SPRINGDALE, N.L. — Inside the council chambers, Claudia Lilly stood calm and collected as she tried to convince Springdale council that painting a rainbow crosswalk in the town was the right thing to do.
Lilly, along with two other members of the Indian River High Gender Sexuality Alliance (GSA) and its teacher sponsor Ruth Cameron, IRHS vice principal, delivered a presentation April 23 at a special council meeting scheduled to revisit the issue of the crosswalk. It was the first time school representatives spoke publicly since council denied their initial request April 9.
The Grade 12 student told council, and essentially informed the world, she is bisexual. She said she struggled with her sexuality for years, until joining and getting involved in the GSA helped her come to terms with who she really was. Lilly even giggled leading into the joke she had prepared to hammer home her point.
“After finally deciding to join our school’s GSA, within two months I came out publicly as bisexual — meaning I am interested in both males and females,” she said, at this point letting out the giggle. “Although I mostly just care about a good personality.”
Following the presentation, Council chose to review the information presented and defer a decision on the matter to a future meeting.
Outside the town hall afterwards, there was a sign of something much more emotional at play.
After suffering through the heat of tiny council chambers filled to capacity, students Lilly, Maria Lawlor, and Megan Paddock stood arm-in-arm outside during a chilly evening as they spoke to media.
It was Lawlor who first appeared overwhelmed by the gravity of the situation. As she was asked about both the positive and negative comments that have flooded the town from across the country, while she spoke of the encouragement they got from those positive comments, she struggled when she began to talk about the comments that portrayed homophobia and other discriminatory feelings.
Stuck for words, tears welled up in her eyes and the girl, who just a short while before was praised for her composure by members of council following the presentation, was visibly flustered.
Again, her friends next to her rallied around her. However, even Lilly, began to fight back the emotions as she spoke. Her lip quivered and she looked to the sky several times to gather herself.
“It is really encouraging knowing we have so many people backing us up here, and that we are not the only ones who want this crosswalk,” Lilly said. "To see it actually happen would be so amazing to see, especially in such a small town.”
Paddock called the negative feedback discouraging as opposed to hurtful.
“Five people who accepted it compared to the one who doesn’t, it kind of outweighs that,” she said. “It is really gratifying to see more people fight for it rather than against it.”
Cameron said regardless of whether council decides to overturn its decision to deny the request or not, she is proud of the students and the difference they have made through this.
“I am consistently amazed by the group of students we have in the GSA, and in particular these three students,” she said. “They are so mature and, when things got a little bit messy on social media, this group rose above that.”
As council will take some time to review the information presented to them Monday night before revisiting its decision, the group informed council they would be willing to meet with them again if needed.

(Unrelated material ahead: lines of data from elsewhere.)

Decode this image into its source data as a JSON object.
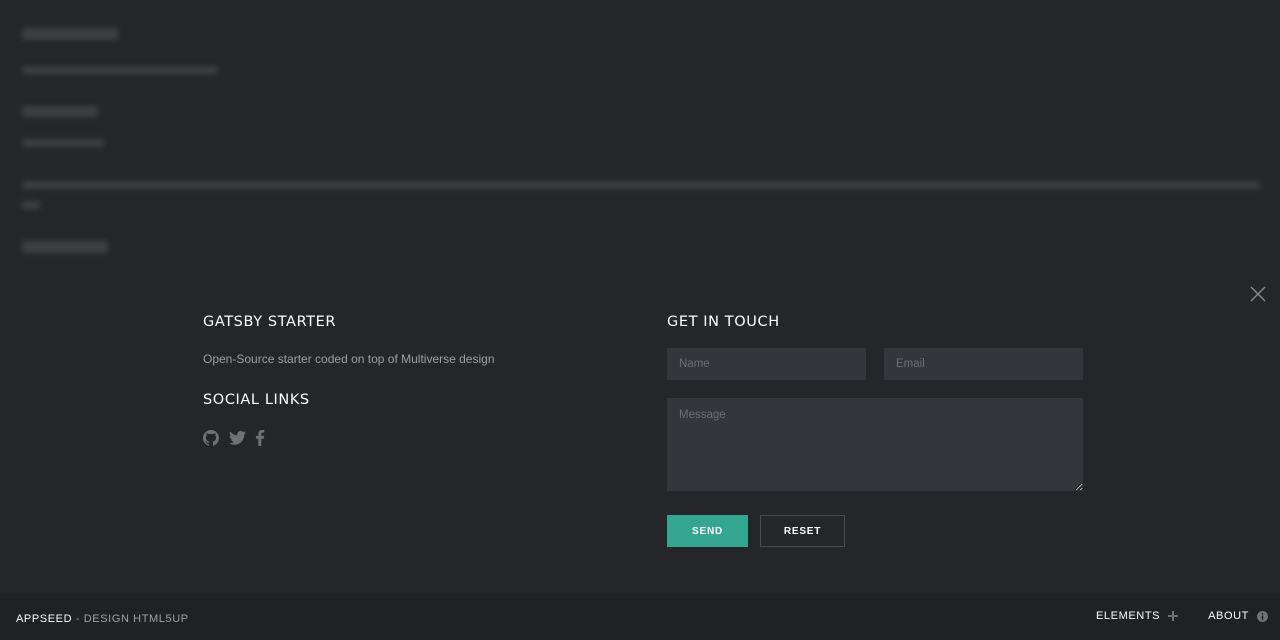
{
  "left": {
    "title": "GATSBY STARTER",
    "description": "Open-Source starter coded on top of Multiverse design",
    "social_title": "SOCIAL LINKS",
    "social_icons": [
      "github-icon",
      "twitter-icon",
      "facebook-icon"
    ]
  },
  "contact": {
    "title": "GET IN TOUCH",
    "name_placeholder": "Name",
    "email_placeholder": "Email",
    "message_placeholder": "Message",
    "send_label": "SEND",
    "reset_label": "RESET"
  },
  "footer": {
    "brand": "APPSEED",
    "brand_sub": " - DESIGN HTML5UP",
    "nav": [
      {
        "label": "ELEMENTS",
        "icon": "plus-icon"
      },
      {
        "label": "ABOUT",
        "icon": "info-icon"
      }
    ]
  },
  "colors": {
    "background": "#242629",
    "accent": "#34a58e",
    "footer": "#1f2224",
    "field": "#35363b"
  }
}
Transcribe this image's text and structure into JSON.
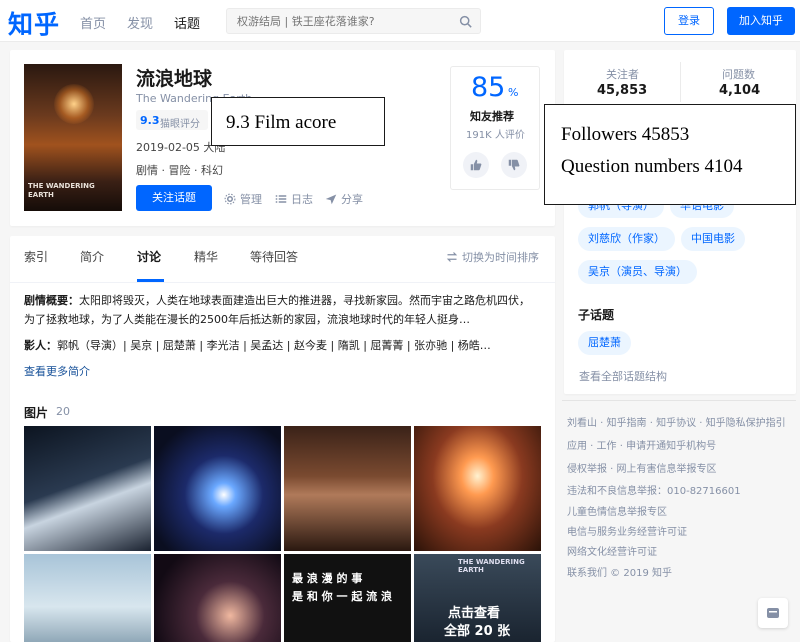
{
  "header": {
    "logo": "知乎",
    "nav": [
      "首页",
      "发现",
      "话题"
    ],
    "search_placeholder": "权游结局 | 铁王座花落谁家?",
    "login_label": "登录",
    "join_label": "加入知乎"
  },
  "topic": {
    "title": "流浪地球",
    "title_en": "The Wandering Earth",
    "rating": "9.3",
    "rating_source": "猫眼评分",
    "release": "2019-02-05 大陆",
    "genres": "剧情 · 冒险 · 科幻",
    "follow_label": "关注话题",
    "actions": [
      "管理",
      "日志",
      "分享"
    ],
    "poster_text": "THE WANDERING EARTH",
    "score": {
      "value": "85",
      "unit": "%",
      "label": "知友推荐",
      "count": "191K 人评价"
    }
  },
  "annotations": {
    "film_score": "9.3 Film acore",
    "followers": "Followers 45853",
    "questions": "Question numbers 4104"
  },
  "tabs": {
    "items": [
      "索引",
      "简介",
      "讨论",
      "精华",
      "等待回答"
    ],
    "active": "讨论",
    "sort_label": "切换为时间排序"
  },
  "summary": {
    "label": "剧情概要：",
    "text": "太阳即将毁灭，人类在地球表面建造出巨大的推进器，寻找新家园。然而宇宙之路危机四伏，为了拯救地球，为了人类能在漫长的2500年后抵达新的家园，流浪地球时代的年轻人挺身…",
    "cast_label": "影人：",
    "cast": "郭帆（导演）| 吴京 | 屈楚萧 | 李光洁 | 吴孟达 | 赵今麦 | 隋凯 | 屈菁菁 | 张亦驰 | 杨皓…",
    "more": "查看更多简介"
  },
  "gallery": {
    "title": "图片",
    "count": "20",
    "caption_1": "最 浪 漫 的 事",
    "caption_2": "是 和 你 一 起 流 浪",
    "view_all_1": "点击查看",
    "view_all_2": "全部 20 张",
    "poster_text": "THE WANDERING EARTH"
  },
  "sidebar": {
    "followers_label": "关注者",
    "followers": "45,853",
    "questions_label": "问题数",
    "questions": "4,104",
    "tags": [
      "郭帆（导演）",
      "华语电影",
      "刘慈欣（作家）",
      "中国电影",
      "吴京（演员、导演）"
    ],
    "sub_title": "子话题",
    "sub_tags": [
      "屈楚萧"
    ],
    "all_structure": "查看全部话题结构"
  },
  "footer": [
    "刘看山 · 知乎指南 · 知乎协议 · 知乎隐私保护指引",
    "应用 · 工作 · 申请开通知乎机构号",
    "侵权举报 · 网上有害信息举报专区",
    "违法和不良信息举报：010-82716601",
    "儿童色情信息举报专区",
    "电信与服务业务经营许可证",
    "网络文化经营许可证",
    "联系我们 © 2019 知乎"
  ],
  "colors": {
    "brand": "#0066ff",
    "muted": "#8590a6",
    "tag_bg": "#ebf5ff"
  }
}
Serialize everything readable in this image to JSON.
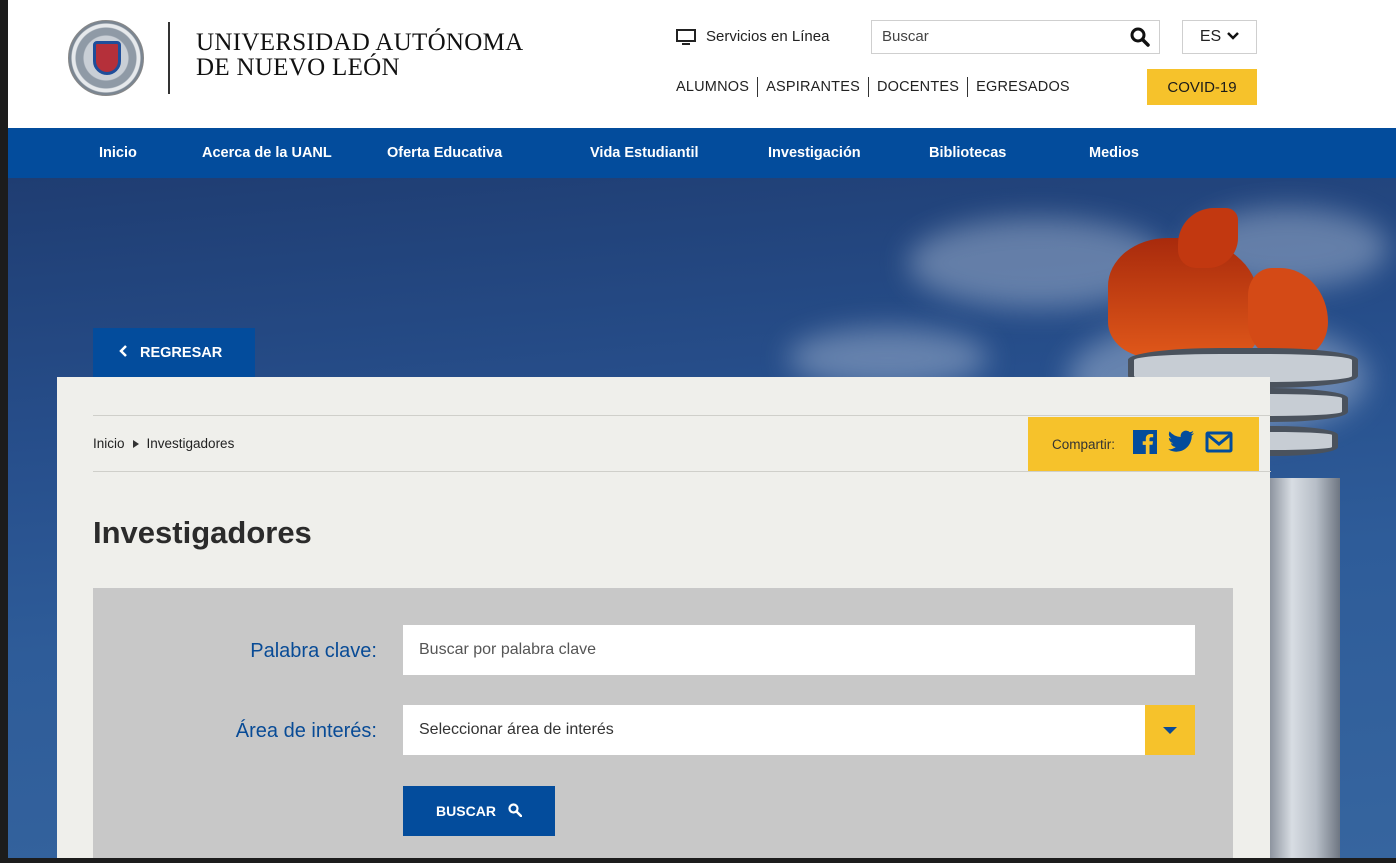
{
  "header": {
    "university_line1": "UNIVERSIDAD AUTÓNOMA",
    "university_line2": "DE NUEVO LEÓN",
    "services_label": "Servicios en Línea",
    "search_placeholder": "Buscar",
    "language": "ES",
    "audience_links": [
      "ALUMNOS",
      "ASPIRANTES",
      "DOCENTES",
      "EGRESADOS"
    ],
    "covid_label": "COVID-19"
  },
  "nav": {
    "items": [
      "Inicio",
      "Acerca de la UANL",
      "Oferta Educativa",
      "Vida Estudiantil",
      "Investigación",
      "Bibliotecas",
      "Medios"
    ]
  },
  "back_button": "REGRESAR",
  "breadcrumb": {
    "home": "Inicio",
    "current": "Investigadores"
  },
  "share": {
    "label": "Compartir:",
    "icons": [
      "facebook-icon",
      "twitter-icon",
      "mail-icon"
    ]
  },
  "page_title": "Investigadores",
  "form": {
    "keyword_label": "Palabra clave:",
    "keyword_placeholder": "Buscar por palabra clave",
    "area_label": "Área de interés:",
    "area_selected": "Seleccionar área de interés",
    "search_button": "BUSCAR"
  },
  "colors": {
    "primary_blue": "#034c9c",
    "accent_yellow": "#f6c22b",
    "panel_bg": "#efefeb",
    "form_bg": "#c8c8c8"
  }
}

“It is about starting that conversation,” Cameron said. “Regardless of what ends up happening, we are further along than we were two weeks ago, two months ago, certainly five years ago. If one person feels less alone, we have done our job and we can be very proud of that.”
Upon leaving, the students and school representatives who were in the meeting received a cheer and applause from about 50 people gathered outside town hall.
Josh Stevenson, an adult representative on the GSA and an employee at the Icecap Youth Centre, and Ryan Reid, a GSA advocate and openly gay man in the town, both agreed they would like to see the rainbow crosswalk painted. However, they also share the opinion that a lot of teaching and learning has happened in the town in just a few days.
“It has been really amazing to see the community actually coming together,” Stevenson said. “There has been some discussion around whether this has been inclusive or divisive, and what I have seen is people coming together to stand up and say they actually support this.
“For kids who don’t necessarily feel included all the time, to see their community coming together around something like this is really impactful.”
For Reid, who struggled as a gay youth growing up in Springdale, it is about making a better place to continue to live in, but also to make things easier for youth as they discover who they are.
“I know what it is like to feel alone, so I couldn’t help but feel emotional in there tonight seeing these kids stand up and speak their truth so openly,” he said. “When I am gone from this community, these kids and the kids in future generations will be able to feel — no matter what their gender identity or sexual orientation — it doesn’t have to be something they are depressed about or ashamed of.”
Reid says the GSA doesn’t necessarily have to win the fight for the crosswalk, that the conversation has already started.
Members of council declined comment following the meeting.